(if you’re this far along, your wish will come true. Money, women, zac efron, money, more money all coming your way after the jump)
Oh. Your. God. A, we waited with bated breath, and we waited and waited, and we get not a simple yes or no, but it’s monosyllabic evil cohort: “Why?” Screw it. Carlene and I head downstairs where there is no cover charge (YAY!) but there is no dancing either(AAW). We make our way back up and A is still at the table being his usual loquacious self.
A opens his mouth and words come out, “Can I just say…” he stands up (or my memory’s failing me and trying to make things funny “HAHA” just because I was already depressed at this point) “that Irene is really pretty?” Irene is my sister, and yes she is pretty. I’ve gotten used to this as a standard ice breaker, right up there with “Can I just say…that this floor is really hard?” Well, yes A, you can say it, you can say it as much as you like, even if it’s a rather odd thing to say at this point, no matter how many times you turn it on its head. You could make a mad lib of the names and adjectives and it still comes out pretty awkward, but whatever, I’ll keep this line in mind next time I want to start a conversation: “Can I just say…that my abs are really tight?” No Alice, no they’re not.
Carlene and I agree.
“She is pretty!”
“We’ve seen her face, PRETTY!”
“She’s got brains, too.”
“We really like brains.”
My sister then goes on to make the universal sign for “brains” which is apparently two closed fists, side-by-side, held near the forehead. A___ then goes on to make the universal sign for “I cut my foot on a piece of glass and my shoe is filling up with blood” and disappears promptly.
Later, another guy comes to our table bearing shot glasses.
“You two have no reason not to get drunk tonight!”
How about that. “You two have no reason to get drunk tonight!” just happens to be my favorite line in the book. No it does not reek of stranger danger, which is what Carlene and I start yelling “Stranger danger! Stranger danger! That alcohol could be spiked with more alcohol!”. I should really learn to deal with serious issues in a way that does not include making light of them. Given the context however, this is a party, and shot glass guy is looming over us… it’s bordering on creepy. “Those shots are gonna get moldy if no one’s gonna drink them,” he says, because you know, a lot of distilled alcoholic beverages get wasted daily on account of mold. The statistics are staggering.
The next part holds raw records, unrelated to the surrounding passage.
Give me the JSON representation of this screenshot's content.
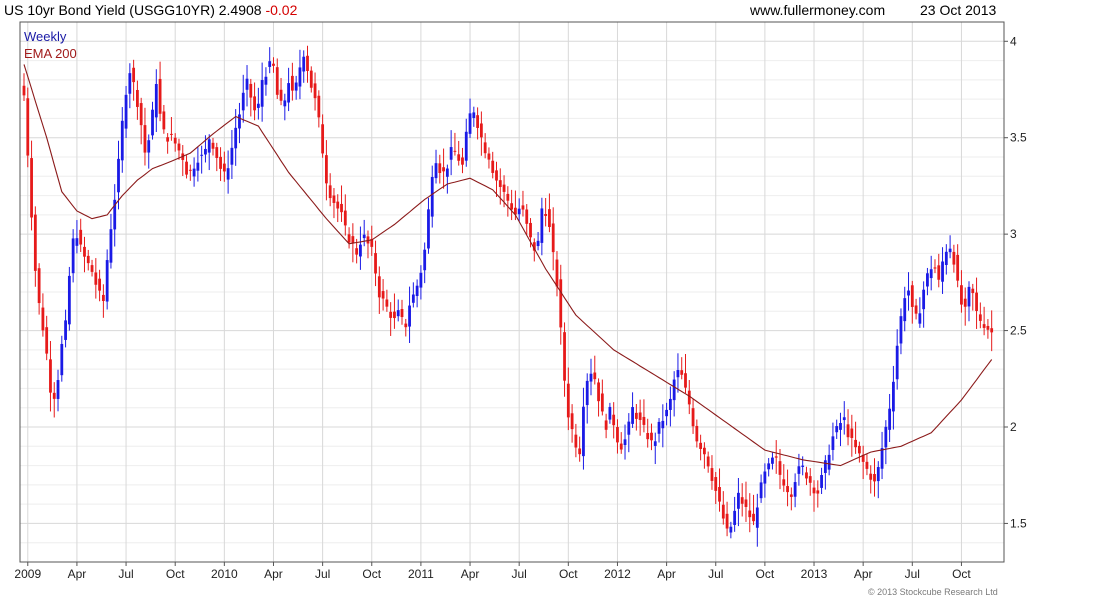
{
  "header": {
    "title_main": "US 10yr Bond Yield (USGG10YR) 2.4908",
    "title_change": "-0.02",
    "site": "www.fullermoney.com",
    "date": "23 Oct 2013"
  },
  "legend": {
    "weekly_label": "Weekly",
    "ema_label": "EMA 200"
  },
  "copyright": "© 2013 Stockcube Research Ltd",
  "colors": {
    "up": "#1a1ae6",
    "down": "#e61a1a",
    "ema": "#8b1a1a",
    "grid": "#d8d8d8",
    "frame": "#555555"
  },
  "chart_data": {
    "type": "candlestick",
    "title": "US 10yr Bond Yield (USGG10YR)",
    "period": "weekly",
    "last_value": 2.4908,
    "change": -0.02,
    "ylim": [
      1.3,
      4.1
    ],
    "yticks": [
      1.5,
      2,
      2.5,
      3,
      3.5,
      4
    ],
    "grid": true,
    "legend_position": "top-left",
    "x_tick_labels": [
      "2009",
      "Apr",
      "Jul",
      "Oct",
      "2010",
      "Apr",
      "Jul",
      "Oct",
      "2011",
      "Apr",
      "Jul",
      "Oct",
      "2012",
      "Apr",
      "Jul",
      "Oct",
      "2013",
      "Apr",
      "Jul",
      "Oct"
    ],
    "x_tick_week_index": [
      1,
      14,
      27,
      40,
      53,
      66,
      79,
      92,
      105,
      118,
      131,
      144,
      157,
      170,
      183,
      196,
      209,
      222,
      235,
      248
    ],
    "series": [
      {
        "name": "Weekly",
        "kind": "close",
        "values": [
          3.72,
          3.3,
          2.85,
          2.6,
          2.45,
          2.2,
          2.15,
          2.4,
          2.55,
          2.95,
          3.0,
          2.9,
          2.85,
          2.8,
          2.7,
          2.65,
          2.95,
          3.15,
          3.4,
          3.7,
          3.85,
          3.75,
          3.6,
          3.4,
          3.55,
          3.8,
          3.55,
          3.5,
          3.5,
          3.45,
          3.4,
          3.3,
          3.35,
          3.4,
          3.4,
          3.5,
          3.45,
          3.35,
          3.3,
          3.4,
          3.55,
          3.65,
          3.8,
          3.7,
          3.6,
          3.8,
          3.85,
          3.9,
          3.7,
          3.65,
          3.8,
          3.7,
          3.85,
          3.95,
          3.8,
          3.7,
          3.55,
          3.3,
          3.2,
          3.15,
          3.1,
          3.0,
          2.95,
          2.9,
          3.0,
          2.95,
          2.9,
          2.7,
          2.65,
          2.6,
          2.55,
          2.6,
          2.5,
          2.65,
          2.7,
          2.8,
          2.95,
          3.3,
          3.4,
          3.3,
          3.35,
          3.45,
          3.4,
          3.35,
          3.6,
          3.65,
          3.55,
          3.45,
          3.4,
          3.3,
          3.25,
          3.2,
          3.15,
          3.1,
          3.15,
          3.05,
          2.95,
          2.9,
          3.15,
          3.1,
          2.9,
          2.7,
          2.3,
          2.05,
          1.95,
          1.85,
          2.2,
          2.3,
          2.25,
          2.1,
          2.0,
          2.1,
          1.95,
          1.9,
          1.95,
          2.1,
          2.05,
          2.0,
          1.95,
          1.9,
          2.0,
          2.05,
          2.1,
          2.25,
          2.3,
          2.2,
          2.1,
          1.95,
          1.9,
          1.85,
          1.75,
          1.65,
          1.55,
          1.45,
          1.5,
          1.65,
          1.6,
          1.55,
          1.5,
          1.65,
          1.75,
          1.8,
          1.85,
          1.75,
          1.7,
          1.65,
          1.75,
          1.8,
          1.75,
          1.7,
          1.65,
          1.75,
          1.85,
          1.95,
          2.0,
          2.05,
          1.95,
          1.9,
          1.85,
          1.8,
          1.75,
          1.7,
          1.85,
          2.0,
          2.15,
          2.4,
          2.6,
          2.75,
          2.6,
          2.55,
          2.7,
          2.8,
          2.85,
          2.75,
          2.9,
          2.95,
          2.85,
          2.65,
          2.6,
          2.75,
          2.6,
          2.55,
          2.52,
          2.49
        ]
      },
      {
        "name": "EMA 200",
        "kind": "line",
        "anchor_index": [
          0,
          6,
          10,
          14,
          18,
          22,
          26,
          30,
          34,
          38,
          44,
          50,
          56,
          62,
          66,
          70,
          75,
          80,
          86,
          92,
          98,
          106,
          112,
          118,
          124,
          130,
          138,
          146,
          156,
          166,
          176,
          186,
          196,
          206,
          216,
          224,
          232,
          240,
          248,
          256
        ],
        "anchor_value": [
          3.88,
          3.5,
          3.22,
          3.12,
          3.08,
          3.1,
          3.2,
          3.28,
          3.34,
          3.37,
          3.42,
          3.52,
          3.61,
          3.56,
          3.44,
          3.32,
          3.2,
          3.08,
          2.95,
          2.97,
          3.05,
          3.18,
          3.26,
          3.29,
          3.23,
          3.1,
          2.82,
          2.58,
          2.4,
          2.28,
          2.16,
          2.02,
          1.88,
          1.83,
          1.8,
          1.87,
          1.9,
          1.97,
          2.14,
          2.35
        ]
      }
    ]
  }
}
There are however reasons not to get drunk tonight, or any other night for that matter: chief among them being lucidity. I like being lucid mainly because I like being able to snap back to certain moments and remember words exchanged, good laughs, and wanting to give the right number to the right person for the sake of more words and more laughs. This is clearly not one of those nights. I take the shot, but unfortunately my tolerance isn’t that low and I still remember Mr. A, Stranger Danger, and how depressing the human race can get.